Visualize category and content summary data

Create summary data - Now we want to look at the combined category, content and binned download/ratings stats to see what types of users there are out there.  As previously, we are going to use the ddply function to create the summary.

###########  Visualize Content + Category Stats ################

#What is driving the most downloads??
catsum <- ddply(fulldf, c("category", "content_rating","rating_total_ranking", "download_total_ranking"), summarise,
                N    = length(app_title),
                sumDownload = sum(download_count_numeric),
                sumRatings = sum(rating_count_numeric)

#peek at the table
catContentSum.png   stackedBar.png

Create a stacked bar chart - We have looked exhaustively at the download count per category.  However, it is interesting for us to have a deeper look at how the audience factors into the download rates.  In this case it appears that teens are highly contributing to downloads

##Stackedbar by category
ggplot(catsum, aes(x=category, y=sumDownload, fill=content_rating)) + 
  geom_bar(stat="identity") +
  xlab("Category") +
  ylab("Download Count") 

Create a chart displaying the flow of data from one group to another.  We are going to use the alluvial package to visualize which categories and content ratings are contributing to apps having the highest bin of downloads (download total ranking).  Since we are specifically interested in the top tier, we highlight it in green to emphasize the data flow.

## Do visualization to see what is driving a high number of downloads

alluvial(catsum[c(1:2,4)] , freq=catsum$N,
         col = ifelse(catsum$download_total_ranking == 5, "green", "grey"),
         border = ifelse(catsum$download_total_ranking == 5, "green", "grey"),
         cex = 0.6

Create another data flow chart but with a focus on teens - From above, we can see that teens are a huge contributor to high downloads of an app.  So, we pull the same chart and this time highlight the teens data flow. 

alluvial(catsum[c(1:2,4)] , freq=catsum$N,
         col = ifelse(catsum$content_rating == 'Teen', "blue", "grey"),
         border = ifelse(catsum$content_rating == 'Teen', "blue", "grey"),
         cex = 0.6



Thank You

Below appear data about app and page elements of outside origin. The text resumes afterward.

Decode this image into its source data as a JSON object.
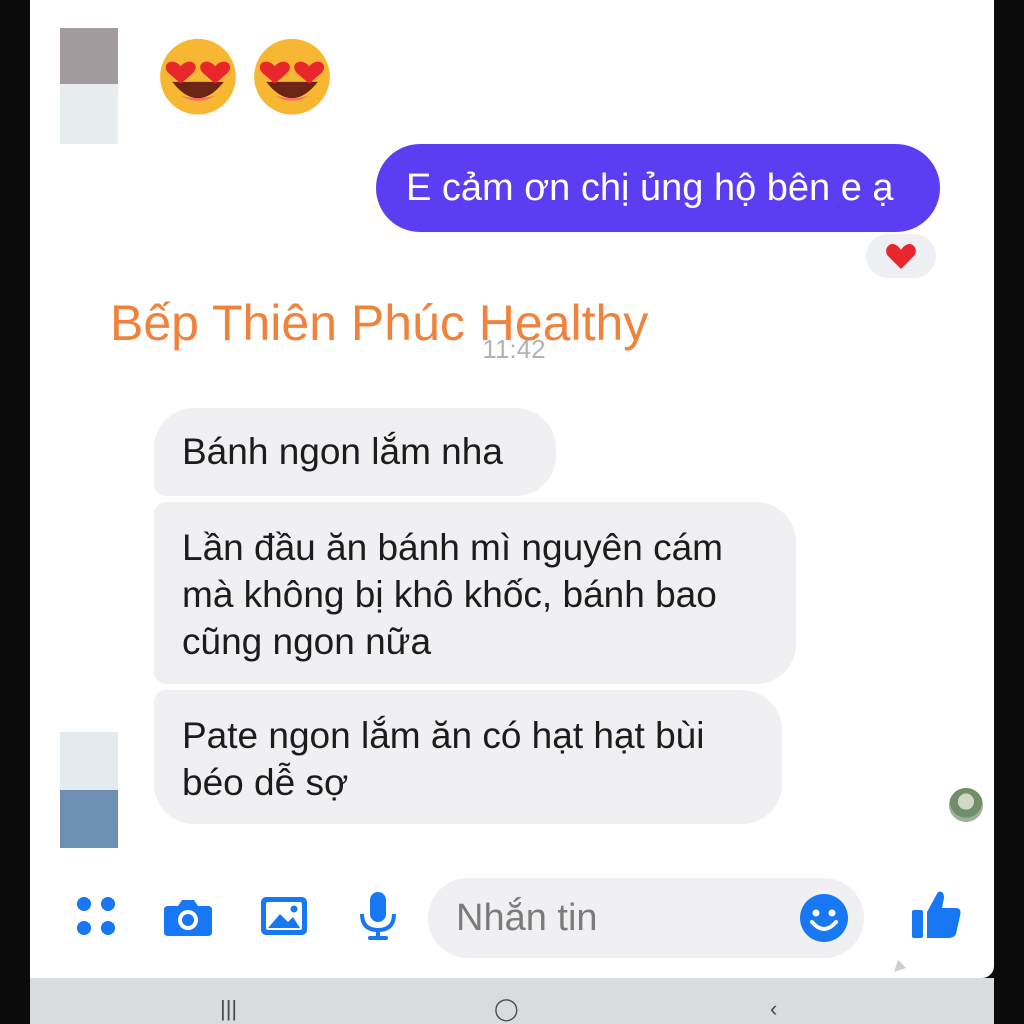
{
  "conversation": {
    "sent_message": "E cảm ơn chị ủng hộ bên e ạ",
    "timestamp": "11:42",
    "received_messages": [
      {
        "lines": [
          "Bánh ngon lắm nha"
        ]
      },
      {
        "lines": [
          "Lần đầu ăn bánh mì nguyên cám",
          "mà không bị khô khốc, bánh bao",
          "cũng ngon nữa"
        ]
      },
      {
        "lines": [
          "Pate ngon lắm ăn có hạt hạt bùi",
          "béo dễ sợ"
        ]
      }
    ],
    "emojis": [
      "heart-eyes-emoji",
      "heart-eyes-emoji"
    ],
    "reaction_icon": "heart-icon"
  },
  "watermark": "Bếp Thiên Phúc Healthy",
  "composer": {
    "placeholder": "Nhắn tin",
    "icons": [
      "apps-icon",
      "camera-icon",
      "gallery-icon",
      "mic-icon",
      "smile-icon",
      "thumbs-up-icon"
    ]
  },
  "colors": {
    "sent_bubble": "#5b3ef2",
    "received_bubble": "#f0f0f2",
    "accent": "#1877f2",
    "watermark": "#f0823c"
  }
}
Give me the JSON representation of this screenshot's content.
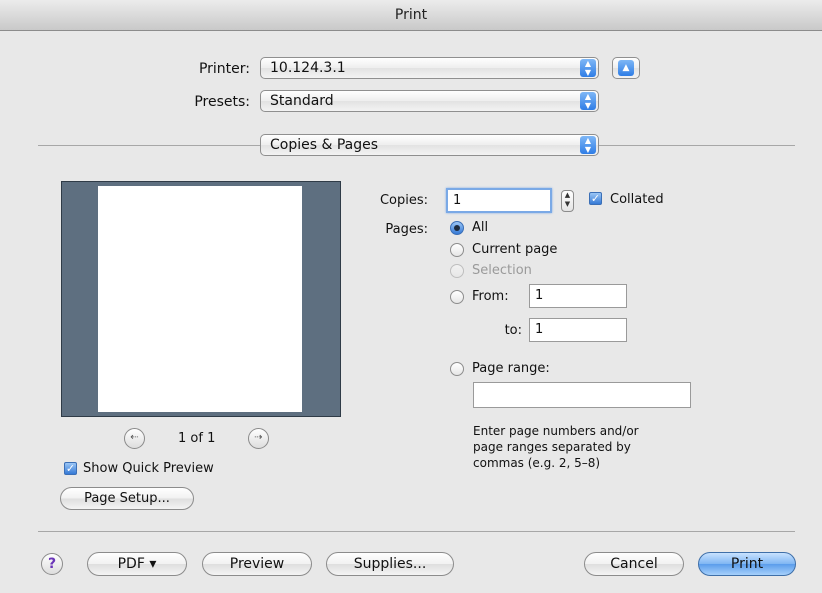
{
  "window": {
    "title": "Print"
  },
  "printer": {
    "label": "Printer:",
    "value": "10.124.3.1"
  },
  "presets": {
    "label": "Presets:",
    "value": "Standard"
  },
  "section": {
    "value": "Copies & Pages"
  },
  "preview": {
    "page_indicator": "1 of 1",
    "show_quick_preview": "Show Quick Preview",
    "page_setup": "Page Setup..."
  },
  "copies": {
    "label": "Copies:",
    "value": "1",
    "collated": "Collated"
  },
  "pages": {
    "label": "Pages:",
    "all": "All",
    "current": "Current page",
    "selection": "Selection",
    "from": "From:",
    "from_value": "1",
    "to": "to:",
    "to_value": "1",
    "range": "Page range:",
    "range_value": "",
    "hint_line1": "Enter page numbers and/or",
    "hint_line2": "page ranges separated by",
    "hint_line3": "commas (e.g. 2, 5–8)"
  },
  "footer": {
    "help": "?",
    "pdf": "PDF ▾",
    "preview": "Preview",
    "supplies": "Supplies...",
    "cancel": "Cancel",
    "print": "Print"
  },
  "colors": {
    "accent": "#3579d6",
    "preview_bg": "#5e6f80",
    "window_bg": "#e8e8e8"
  }
}
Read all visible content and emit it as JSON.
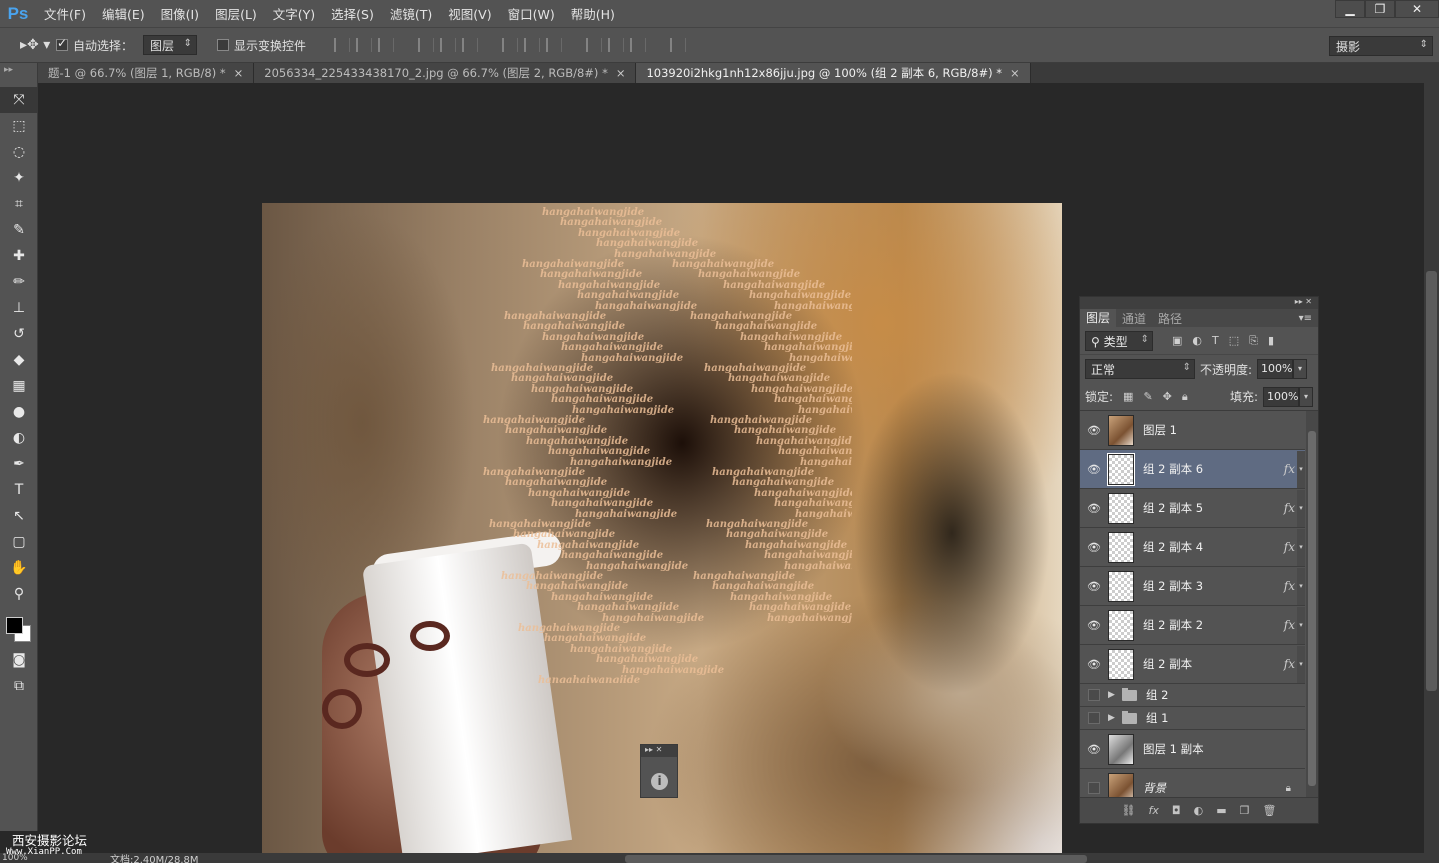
{
  "app": {
    "logo": "Ps"
  },
  "menu": [
    "文件(F)",
    "编辑(E)",
    "图像(I)",
    "图层(L)",
    "文字(Y)",
    "选择(S)",
    "滤镜(T)",
    "视图(V)",
    "窗口(W)",
    "帮助(H)"
  ],
  "window_controls": {
    "minimize": "▁",
    "restore": "❐",
    "close": "✕"
  },
  "options": {
    "tool_icon": "move-tool-icon",
    "auto_select_label": "自动选择：",
    "auto_select_checked": true,
    "auto_select_target": "图层",
    "show_transform_label": "显示变换控件",
    "show_transform_checked": false,
    "workspace": "摄影"
  },
  "tabs": [
    {
      "label": "题-1 @ 66.7% (图层 1, RGB/8) *",
      "active": false
    },
    {
      "label": "2056334_225433438170_2.jpg @ 66.7% (图层 2, RGB/8#) *",
      "active": false
    },
    {
      "label": "103920i2hkg1nh12x86jju.jpg @ 100% (组 2 副本 6, RGB/8#) *",
      "active": true
    }
  ],
  "tab_close": "×",
  "tools": [
    "move-tool-icon",
    "marquee-tool-icon",
    "lasso-tool-icon",
    "magic-wand-icon",
    "crop-tool-icon",
    "eyedropper-icon",
    "healing-brush-icon",
    "brush-tool-icon",
    "clone-stamp-icon",
    "history-brush-icon",
    "eraser-icon",
    "gradient-icon",
    "blur-icon",
    "dodge-icon",
    "pen-tool-icon",
    "type-tool-icon",
    "path-select-icon",
    "shape-tool-icon",
    "hand-tool-icon",
    "zoom-tool-icon"
  ],
  "tool_glyphs": [
    "⤧",
    "⬚",
    "◌",
    "✦",
    "⌗",
    "✎",
    "✚",
    "✏",
    "⊥",
    "↺",
    "◆",
    "▦",
    "●",
    "◐",
    "✒",
    "T",
    "↖",
    "▢",
    "✋",
    "⚲"
  ],
  "canvas_text": "hangahaiwangjide",
  "info_panel": {
    "icon": "i"
  },
  "layers_panel": {
    "tabs": [
      "图层",
      "通道",
      "路径"
    ],
    "filter_type": "类型",
    "blend_mode": "正常",
    "opacity_label": "不透明度:",
    "opacity": "100%",
    "lock_label": "锁定:",
    "fill_label": "填充:",
    "fill": "100%",
    "layers": [
      {
        "name": "图层 1",
        "visible": true,
        "kind": "photo",
        "fx": false,
        "selected": false
      },
      {
        "name": "组 2 副本 6",
        "visible": true,
        "kind": "transparent",
        "fx": true,
        "selected": true
      },
      {
        "name": "组 2 副本 5",
        "visible": true,
        "kind": "transparent",
        "fx": true,
        "selected": false
      },
      {
        "name": "组 2 副本 4",
        "visible": true,
        "kind": "transparent",
        "fx": true,
        "selected": false
      },
      {
        "name": "组 2 副本 3",
        "visible": true,
        "kind": "transparent",
        "fx": true,
        "selected": false
      },
      {
        "name": "组 2 副本 2",
        "visible": true,
        "kind": "transparent",
        "fx": true,
        "selected": false
      },
      {
        "name": "组 2 副本",
        "visible": true,
        "kind": "transparent",
        "fx": true,
        "selected": false
      },
      {
        "name": "组 2",
        "visible": false,
        "kind": "group",
        "fx": false,
        "selected": false
      },
      {
        "name": "组 1",
        "visible": false,
        "kind": "group",
        "fx": false,
        "selected": false
      },
      {
        "name": "图层 1 副本",
        "visible": true,
        "kind": "bw",
        "fx": false,
        "selected": false
      },
      {
        "name": "背景",
        "visible": false,
        "kind": "photo",
        "fx": false,
        "selected": false,
        "locked": true
      }
    ],
    "fx_label": "fx"
  },
  "status": {
    "zoom": "100%",
    "doc_size": "文档:2.40M/28.8M"
  },
  "watermark": {
    "title": "西安摄影论坛",
    "url": "Www.XianPP.Com"
  },
  "colors": {
    "ui_bg": "#535353",
    "canvas_bg": "#282828",
    "selected_layer": "#5f6b82",
    "ps_blue": "#4aa4ef"
  }
}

Thank you for exploring the Google Best Apps of 2017 lists with me.  We used a variety of data wrangling and analysis techniques.  Please comment below if you enjoyed this blog, have questions or would like to see something different in the future.  Note that all of the code can also be downloaded from my github repo.  If you have trouble downloading the file from github, go to the main page of the repo and select "Clone or Download" and then "Download Zip".

Written by Laura Ellis

To leave a comment for the author, please follow the link and comment on their blog: Little Miss Data. offers daily e-mail updates about R news and tutorials about learning R and many other topics. Click here if you're looking to post or find an R/data-science job.
Want to share your content on R-bloggers? click here if you have a blog, or here if you don't.

Never miss an update!
Subscribe to R-bloggers to receive
e-mails with the latest R posts.
(You will not see this message again.)

Click here to close (This popup will not appear again)